DIRECTIONS>
Return the data verbatim, without pictures.
* * *
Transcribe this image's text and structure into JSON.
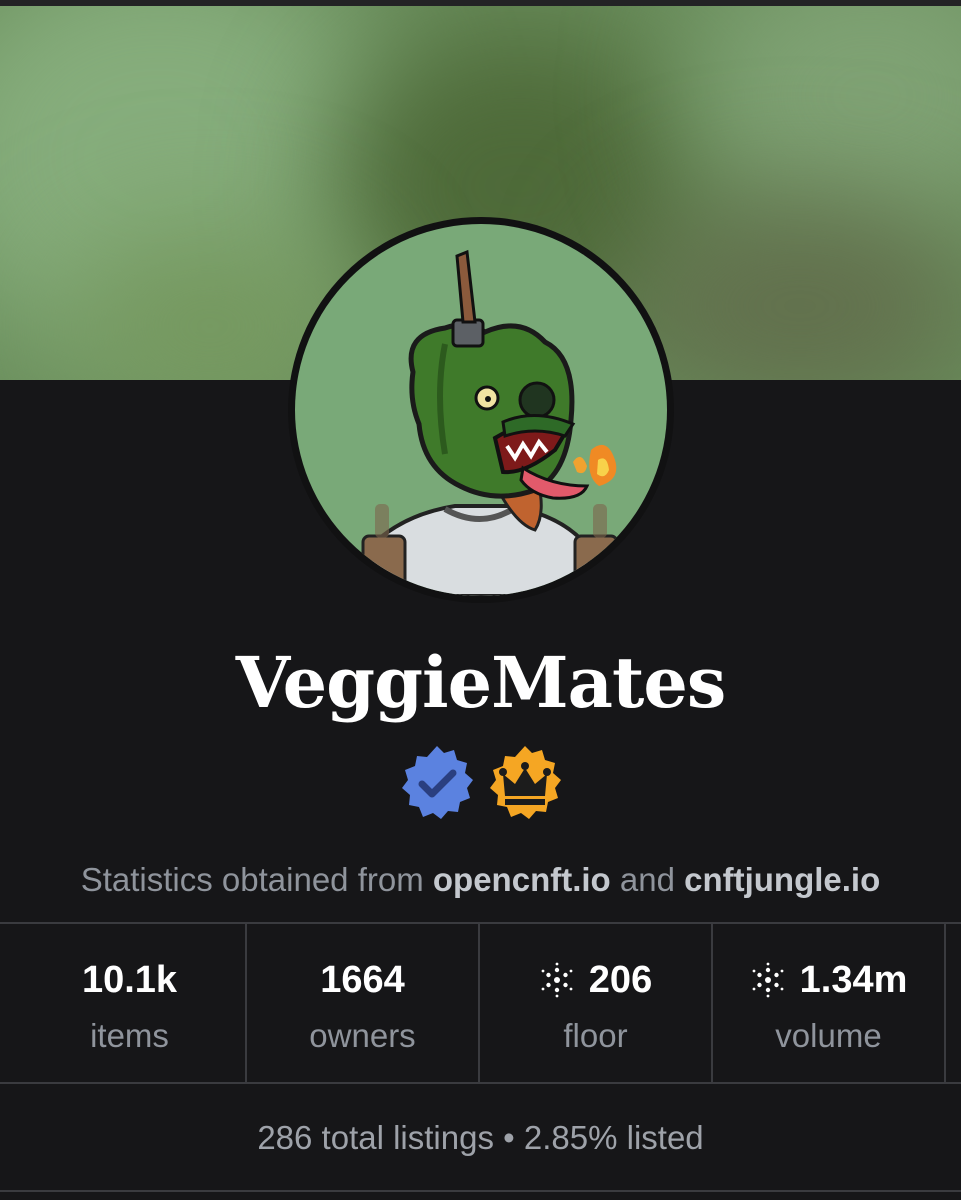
{
  "collection": {
    "name": "VeggieMates",
    "badges": [
      "verified-badge-icon",
      "crown-badge-icon"
    ]
  },
  "stats_note": {
    "prefix": "Statistics obtained from",
    "source1": "opencnft.io",
    "joiner": "and",
    "source2": "cnftjungle.io"
  },
  "stats": [
    {
      "value": "10.1k",
      "label": "items",
      "icon": ""
    },
    {
      "value": "1664",
      "label": "owners",
      "icon": ""
    },
    {
      "value": "206",
      "label": "floor",
      "icon": "cardano-ada-icon"
    },
    {
      "value": "1.34m",
      "label": "volume",
      "icon": "cardano-ada-icon"
    }
  ],
  "listing": {
    "total": "286 total listings",
    "separator": "•",
    "percent": "2.85% listed"
  },
  "colors": {
    "background": "#161618",
    "banner": "#6a8e5c",
    "avatar_bg": "#79a978",
    "verified_badge": "#5b82e0",
    "crown_badge": "#f5a623",
    "muted_text": "#8f949c",
    "divider": "#3a3b3f"
  }
}
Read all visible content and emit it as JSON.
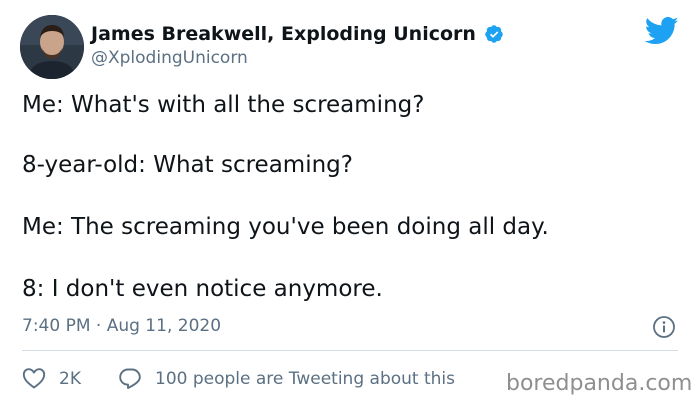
{
  "author": {
    "display_name": "James Breakwell, Exploding Unicorn",
    "handle": "@XplodingUnicorn",
    "verified": true,
    "avatar_icon": "avatar-photo"
  },
  "tweet": {
    "lines": [
      "Me: What's with all the screaming?",
      "8-year-old: What screaming?",
      "Me: The screaming you've been doing all day.",
      "8: I don't even notice anymore."
    ],
    "timestamp": "7:40 PM · Aug 11, 2020"
  },
  "engagement": {
    "likes": "2K",
    "tweeting_text": "100 people are Tweeting about this"
  },
  "watermark": "boredpanda.com",
  "icons": {
    "verified": "verified-badge-icon",
    "twitter": "twitter-bird-icon",
    "info": "info-icon",
    "like": "heart-icon",
    "reply": "speech-bubble-icon"
  },
  "colors": {
    "twitter_blue": "#1da1f2",
    "text": "#0f1419",
    "muted": "#5b7083",
    "divider": "#d4dde4",
    "watermark": "#8f8f8f"
  }
}
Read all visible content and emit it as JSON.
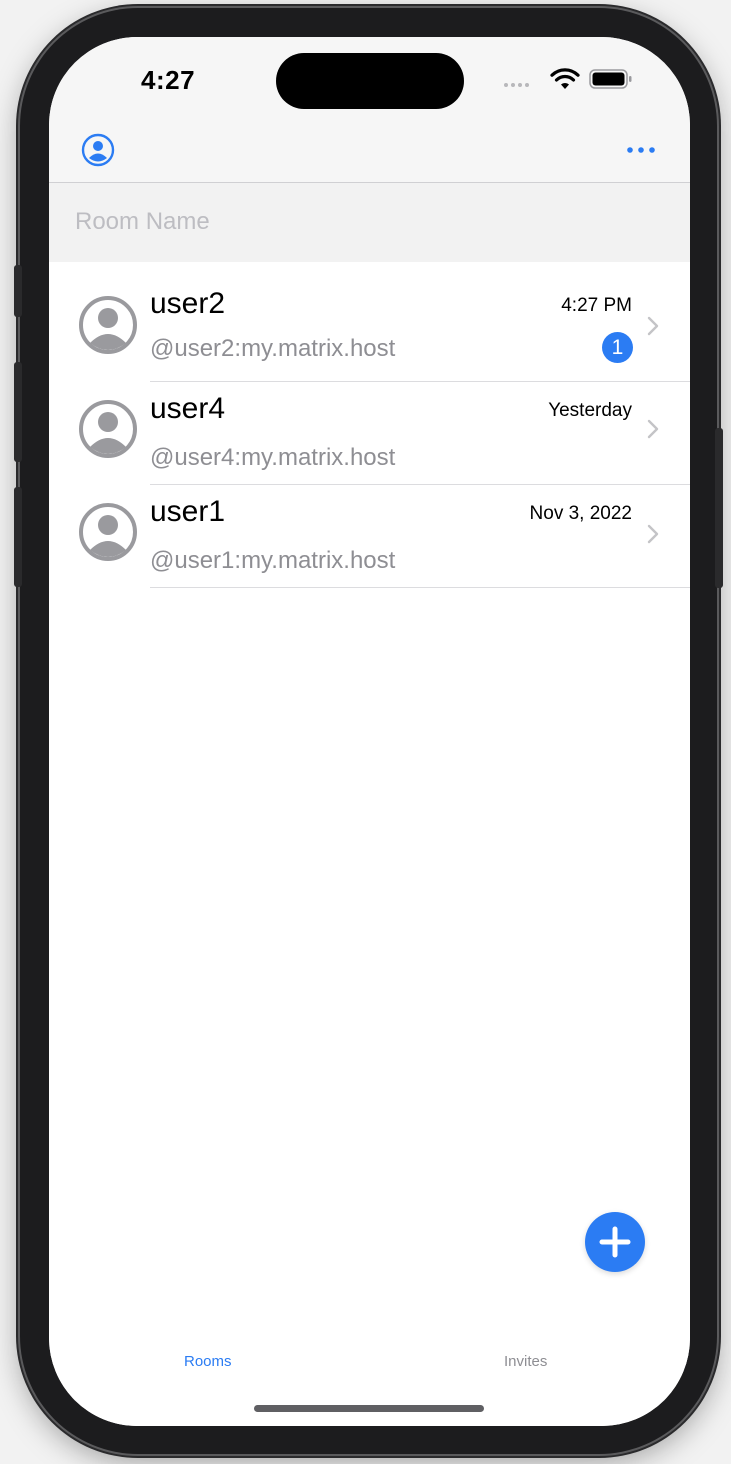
{
  "status_bar": {
    "time": "4:27"
  },
  "search": {
    "placeholder": "Room Name",
    "value": ""
  },
  "rooms": [
    {
      "name": "user2",
      "id": "@user2:my.matrix.host",
      "time": "4:27 PM",
      "unread": "1"
    },
    {
      "name": "user4",
      "id": "@user4:my.matrix.host",
      "time": "Yesterday"
    },
    {
      "name": "user1",
      "id": "@user1:my.matrix.host",
      "time": "Nov 3, 2022"
    }
  ],
  "tabs": {
    "rooms": "Rooms",
    "invites": "Invites"
  },
  "icons": {
    "profile": "person-circle-icon",
    "more": "ellipsis-icon",
    "avatar": "person-avatar-icon",
    "chevron": "chevron-right-icon",
    "compose": "plus-icon"
  },
  "colors": {
    "accent": "#2b7cf3",
    "secondary_text": "#8e8e93",
    "avatar": "#9a9a9e"
  }
}
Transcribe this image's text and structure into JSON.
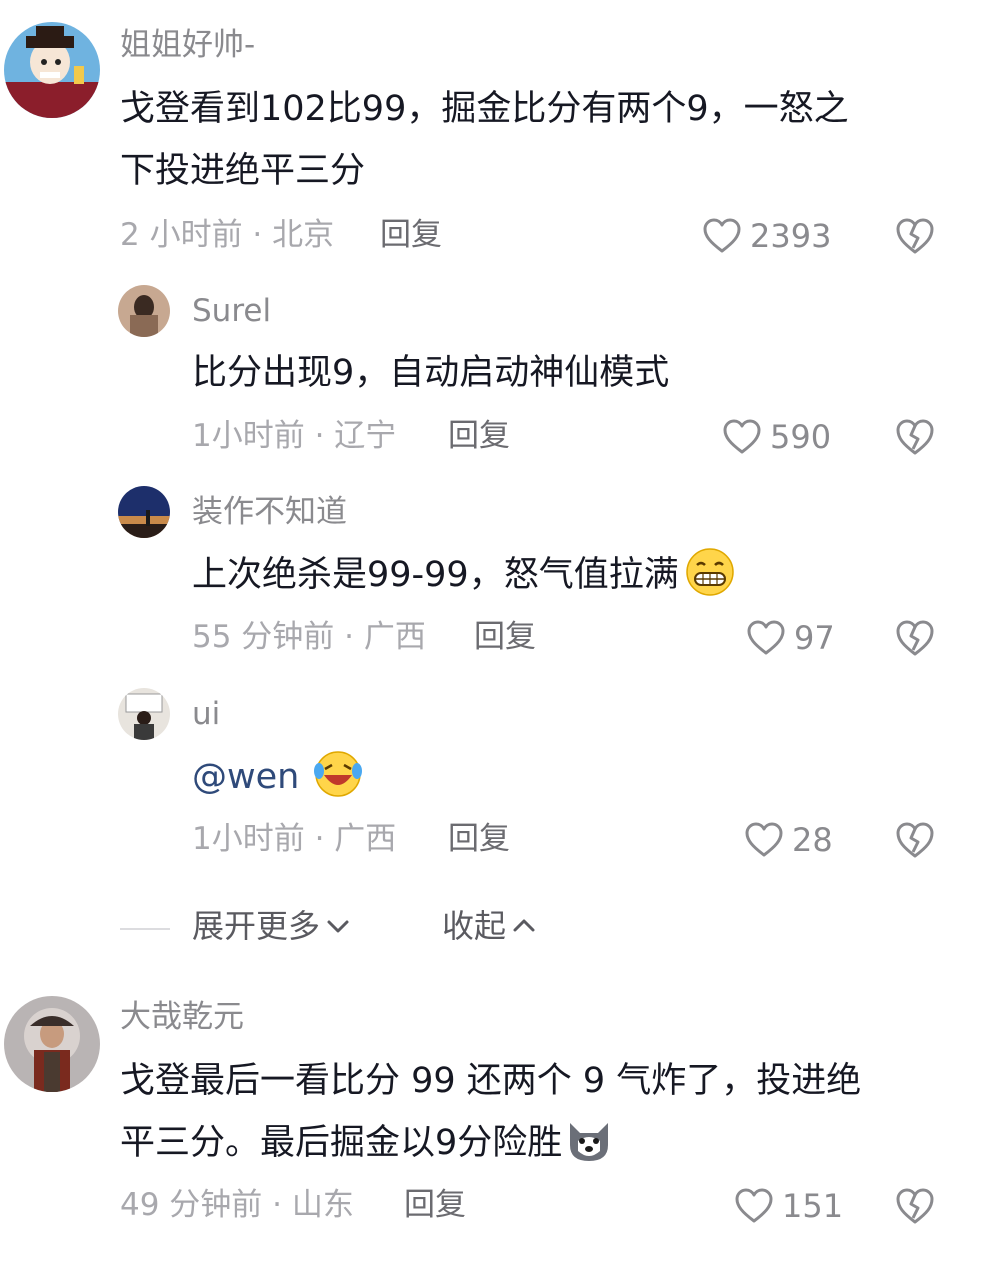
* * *
RESPONSE TO THE EXERCISE>
Transcribe this image's text and structure into JSON.
{
  "collection": {
    "name": "VeggieMates",
    "badges": [
      "verified-badge-icon",
      "crown-badge-icon"
    ]
  },
  "stats_note": {
    "prefix": "Statistics obtained from",
    "source1": "opencnft.io",
    "joiner": "and",
    "source2": "cnftjungle.io"
  },
  "stats": [
    {
      "value": "10.1k",
      "label": "items",
      "icon": ""
    },
    {
      "value": "1664",
      "label": "owners",
      "icon": ""
    },
    {
      "value": "206",
      "label": "floor",
      "icon": "cardano-ada-icon"
    },
    {
      "value": "1.34m",
      "label": "volume",
      "icon": "cardano-ada-icon"
    }
  ],
  "listing": {
    "total": "286 total listings",
    "separator": "•",
    "percent": "2.85% listed"
  },
  "colors": {
    "background": "#161618",
    "banner": "#6a8e5c",
    "avatar_bg": "#79a978",
    "verified_badge": "#5b82e0",
    "crown_badge": "#f5a623",
    "muted_text": "#8f949c",
    "divider": "#3a3b3f"
  }
}
Read all visible content and emit it as JSON.
{
  "author": {
    "display_name": "James Breakwell, Exploding Unicorn",
    "handle": "@XplodingUnicorn",
    "verified": true,
    "avatar_icon": "avatar-photo"
  },
  "tweet": {
    "lines": [
      "Me: What's with all the screaming?",
      "8-year-old: What screaming?",
      "Me: The screaming you've been doing all day.",
      "8: I don't even notice anymore."
    ],
    "timestamp": "7:40 PM · Aug 11, 2020"
  },
  "engagement": {
    "likes": "2K",
    "tweeting_text": "100 people are Tweeting about this"
  },
  "watermark": "boredpanda.com",
  "icons": {
    "verified": "verified-badge-icon",
    "twitter": "twitter-bird-icon",
    "info": "info-icon",
    "like": "heart-icon",
    "reply": "speech-bubble-icon"
  },
  "colors": {
    "twitter_blue": "#1da1f2",
    "text": "#0f1419",
    "muted": "#5b7083",
    "divider": "#d4dde4",
    "watermark": "#8f8f8f"
  }
}
Read all visible content and emit it as JSON.
{
  "status_bar": {
    "time": "4:27"
  },
  "search": {
    "placeholder": "Room Name",
    "value": ""
  },
  "rooms": [
    {
      "name": "user2",
      "id": "@user2:my.matrix.host",
      "time": "4:27 PM",
      "unread": "1"
    },
    {
      "name": "user4",
      "id": "@user4:my.matrix.host",
      "time": "Yesterday"
    },
    {
      "name": "user1",
      "id": "@user1:my.matrix.host",
      "time": "Nov 3, 2022"
    }
  ],
  "tabs": {
    "rooms": "Rooms",
    "invites": "Invites"
  },
  "icons": {
    "profile": "person-circle-icon",
    "more": "ellipsis-icon",
    "avatar": "person-avatar-icon",
    "chevron": "chevron-right-icon",
    "compose": "plus-icon"
  },
  "colors": {
    "accent": "#2b7cf3",
    "secondary_text": "#8e8e93",
    "avatar": "#9a9a9e"
  }
}
Transcribe this image's text and structure into JSON.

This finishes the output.